Originally Posted by Kayelle
I found it for $4.00 for 1 oz. to try.. I'll pop for 8 oz. at nuts.com. Thank you for the help.
Tell me, can you use it like you would flour in say a mushroom or sausage gravy like you would flour?
It works more like cornstarch but is a lot more powerful. What I generally do is first make a thickener base. To do this, whisk a teaspoon or two into about a cup of liquid off the stove (cold is better, but hot works ok, too), and let it set for 5 minutes until it thickens. Then you whisk this mixture as needed into whatever you're cooking. You'll get much more control this way, and a smoother end result.
A couple of tips I've found through trial and error:
- Mix it quickly and mix it well. It isn't as forgiving as cornstarch, so you won't get a second opportunity if it's lumpy. I usually just use an immersion blender because it's easy.
- A little goes a long way. To thicken a cup of liquid, start with a teaspoon of konjac. For something like cream soups, I've used maybe a tablespoon for 4 quarts. This is why I prefer to make a base first. I can make the base as thick as I want, and then just add it a little at a time to my soup or sauce to get the desired viscosity.
- You can use flavored liquids, such as stock, or even white wine, to make your thickener base.
- Once you start making the thickener, don't get distracted. I learned this lesson the hard way. I walked away for a minute to stir something on the stove and when I turned back around it had already started to gel up.

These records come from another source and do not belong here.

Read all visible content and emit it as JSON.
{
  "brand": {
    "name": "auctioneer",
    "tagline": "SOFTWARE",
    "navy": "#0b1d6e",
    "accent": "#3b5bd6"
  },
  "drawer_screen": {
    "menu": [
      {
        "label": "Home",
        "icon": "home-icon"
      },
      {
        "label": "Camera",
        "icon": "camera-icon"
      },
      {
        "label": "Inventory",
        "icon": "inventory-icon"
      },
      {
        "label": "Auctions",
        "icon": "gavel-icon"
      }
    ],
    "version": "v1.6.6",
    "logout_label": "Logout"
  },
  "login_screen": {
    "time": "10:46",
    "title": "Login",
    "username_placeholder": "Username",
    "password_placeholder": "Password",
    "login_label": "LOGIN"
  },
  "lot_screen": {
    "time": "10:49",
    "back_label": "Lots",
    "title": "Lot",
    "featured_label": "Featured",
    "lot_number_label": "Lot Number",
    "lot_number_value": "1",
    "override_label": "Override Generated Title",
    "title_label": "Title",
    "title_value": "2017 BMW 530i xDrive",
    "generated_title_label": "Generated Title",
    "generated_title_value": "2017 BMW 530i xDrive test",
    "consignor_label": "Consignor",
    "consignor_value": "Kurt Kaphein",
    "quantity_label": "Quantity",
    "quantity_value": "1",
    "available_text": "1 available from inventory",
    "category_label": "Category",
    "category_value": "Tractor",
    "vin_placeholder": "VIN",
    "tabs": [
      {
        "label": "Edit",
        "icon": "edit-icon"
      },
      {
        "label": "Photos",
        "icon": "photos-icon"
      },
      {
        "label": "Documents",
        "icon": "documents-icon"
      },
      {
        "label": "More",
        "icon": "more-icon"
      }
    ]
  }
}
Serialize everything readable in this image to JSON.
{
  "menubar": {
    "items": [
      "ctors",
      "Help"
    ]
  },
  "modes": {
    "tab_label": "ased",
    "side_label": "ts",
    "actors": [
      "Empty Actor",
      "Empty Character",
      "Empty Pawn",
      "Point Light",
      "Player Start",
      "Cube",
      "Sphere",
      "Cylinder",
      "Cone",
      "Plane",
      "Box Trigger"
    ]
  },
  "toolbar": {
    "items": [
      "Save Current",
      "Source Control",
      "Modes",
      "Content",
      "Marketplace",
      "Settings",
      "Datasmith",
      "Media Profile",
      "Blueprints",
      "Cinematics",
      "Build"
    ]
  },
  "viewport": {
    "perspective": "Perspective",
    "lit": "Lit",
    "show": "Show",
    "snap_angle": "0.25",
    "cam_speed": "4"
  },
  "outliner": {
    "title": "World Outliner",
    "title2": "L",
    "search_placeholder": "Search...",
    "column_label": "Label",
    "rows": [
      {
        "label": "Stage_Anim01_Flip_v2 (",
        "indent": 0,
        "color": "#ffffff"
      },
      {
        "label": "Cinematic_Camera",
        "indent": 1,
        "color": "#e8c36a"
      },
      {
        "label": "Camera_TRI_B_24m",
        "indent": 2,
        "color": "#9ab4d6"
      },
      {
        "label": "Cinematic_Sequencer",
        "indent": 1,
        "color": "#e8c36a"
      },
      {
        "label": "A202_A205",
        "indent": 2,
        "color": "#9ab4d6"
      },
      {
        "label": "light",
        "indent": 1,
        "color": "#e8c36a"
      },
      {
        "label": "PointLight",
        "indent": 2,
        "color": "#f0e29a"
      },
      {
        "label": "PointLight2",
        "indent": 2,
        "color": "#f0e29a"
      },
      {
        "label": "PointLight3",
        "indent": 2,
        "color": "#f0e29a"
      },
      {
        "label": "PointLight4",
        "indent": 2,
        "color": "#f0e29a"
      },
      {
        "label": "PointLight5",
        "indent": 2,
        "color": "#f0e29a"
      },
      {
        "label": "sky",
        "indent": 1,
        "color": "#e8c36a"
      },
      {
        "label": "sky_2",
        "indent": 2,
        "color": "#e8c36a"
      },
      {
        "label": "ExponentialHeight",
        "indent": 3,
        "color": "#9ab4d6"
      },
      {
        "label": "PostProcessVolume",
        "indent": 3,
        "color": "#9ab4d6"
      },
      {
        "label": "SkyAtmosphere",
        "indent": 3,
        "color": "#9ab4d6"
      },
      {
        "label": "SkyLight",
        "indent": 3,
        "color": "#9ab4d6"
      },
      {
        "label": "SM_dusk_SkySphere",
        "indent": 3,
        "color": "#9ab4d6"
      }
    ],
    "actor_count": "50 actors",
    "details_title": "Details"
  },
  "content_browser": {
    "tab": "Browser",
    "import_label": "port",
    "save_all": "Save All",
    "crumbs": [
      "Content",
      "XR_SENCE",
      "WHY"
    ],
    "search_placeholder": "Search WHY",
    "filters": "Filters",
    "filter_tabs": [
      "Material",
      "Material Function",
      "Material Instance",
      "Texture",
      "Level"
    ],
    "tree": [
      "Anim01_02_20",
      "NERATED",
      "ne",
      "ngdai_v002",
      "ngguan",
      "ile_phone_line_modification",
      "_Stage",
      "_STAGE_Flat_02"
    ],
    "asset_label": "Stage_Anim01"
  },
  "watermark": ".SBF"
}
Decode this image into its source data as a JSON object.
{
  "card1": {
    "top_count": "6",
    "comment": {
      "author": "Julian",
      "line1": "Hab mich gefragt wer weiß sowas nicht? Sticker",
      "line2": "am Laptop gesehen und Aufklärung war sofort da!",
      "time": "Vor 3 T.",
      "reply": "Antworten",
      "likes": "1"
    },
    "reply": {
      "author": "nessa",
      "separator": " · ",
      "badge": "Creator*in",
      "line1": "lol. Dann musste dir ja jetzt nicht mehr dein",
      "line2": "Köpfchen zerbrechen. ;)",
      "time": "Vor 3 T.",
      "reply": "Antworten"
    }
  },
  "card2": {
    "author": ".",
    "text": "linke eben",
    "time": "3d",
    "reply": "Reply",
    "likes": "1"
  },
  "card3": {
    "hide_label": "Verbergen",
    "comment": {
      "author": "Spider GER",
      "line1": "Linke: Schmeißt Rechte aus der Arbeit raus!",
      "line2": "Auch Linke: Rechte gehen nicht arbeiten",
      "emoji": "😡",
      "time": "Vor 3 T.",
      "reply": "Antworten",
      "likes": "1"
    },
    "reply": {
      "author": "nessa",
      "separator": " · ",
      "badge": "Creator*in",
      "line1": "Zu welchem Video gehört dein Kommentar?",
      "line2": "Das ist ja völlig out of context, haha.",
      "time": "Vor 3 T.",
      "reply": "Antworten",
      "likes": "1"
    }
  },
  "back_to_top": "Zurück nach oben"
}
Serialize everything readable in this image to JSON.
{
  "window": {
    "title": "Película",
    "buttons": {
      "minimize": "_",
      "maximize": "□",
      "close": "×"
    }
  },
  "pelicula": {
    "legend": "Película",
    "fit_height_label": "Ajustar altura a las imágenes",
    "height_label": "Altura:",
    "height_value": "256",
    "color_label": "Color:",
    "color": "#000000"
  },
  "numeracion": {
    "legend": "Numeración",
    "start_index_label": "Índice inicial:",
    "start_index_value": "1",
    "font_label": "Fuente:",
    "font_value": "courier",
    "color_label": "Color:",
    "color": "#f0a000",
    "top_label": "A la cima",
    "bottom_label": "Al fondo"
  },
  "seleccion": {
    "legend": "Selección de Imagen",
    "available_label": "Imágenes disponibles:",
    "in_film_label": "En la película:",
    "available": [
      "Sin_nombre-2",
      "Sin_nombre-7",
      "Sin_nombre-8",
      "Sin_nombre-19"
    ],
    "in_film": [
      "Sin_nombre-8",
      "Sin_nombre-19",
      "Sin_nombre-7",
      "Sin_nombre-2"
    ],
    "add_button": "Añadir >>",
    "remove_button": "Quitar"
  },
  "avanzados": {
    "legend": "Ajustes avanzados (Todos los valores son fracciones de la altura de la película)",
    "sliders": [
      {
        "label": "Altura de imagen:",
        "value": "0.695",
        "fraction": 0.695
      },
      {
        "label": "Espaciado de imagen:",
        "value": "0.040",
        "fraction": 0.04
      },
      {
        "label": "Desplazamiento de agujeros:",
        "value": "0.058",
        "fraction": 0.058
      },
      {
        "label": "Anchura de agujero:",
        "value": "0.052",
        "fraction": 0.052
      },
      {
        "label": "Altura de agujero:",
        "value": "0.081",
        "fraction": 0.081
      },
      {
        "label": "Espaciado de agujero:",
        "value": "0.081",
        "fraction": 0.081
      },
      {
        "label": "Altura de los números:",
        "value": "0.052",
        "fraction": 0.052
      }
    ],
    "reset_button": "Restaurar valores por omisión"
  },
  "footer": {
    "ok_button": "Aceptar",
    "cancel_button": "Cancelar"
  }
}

I haven't tried it specifically for sausage gravy (what a great idea) but I'm sure it would work. I thickened my oyster stew with it this year.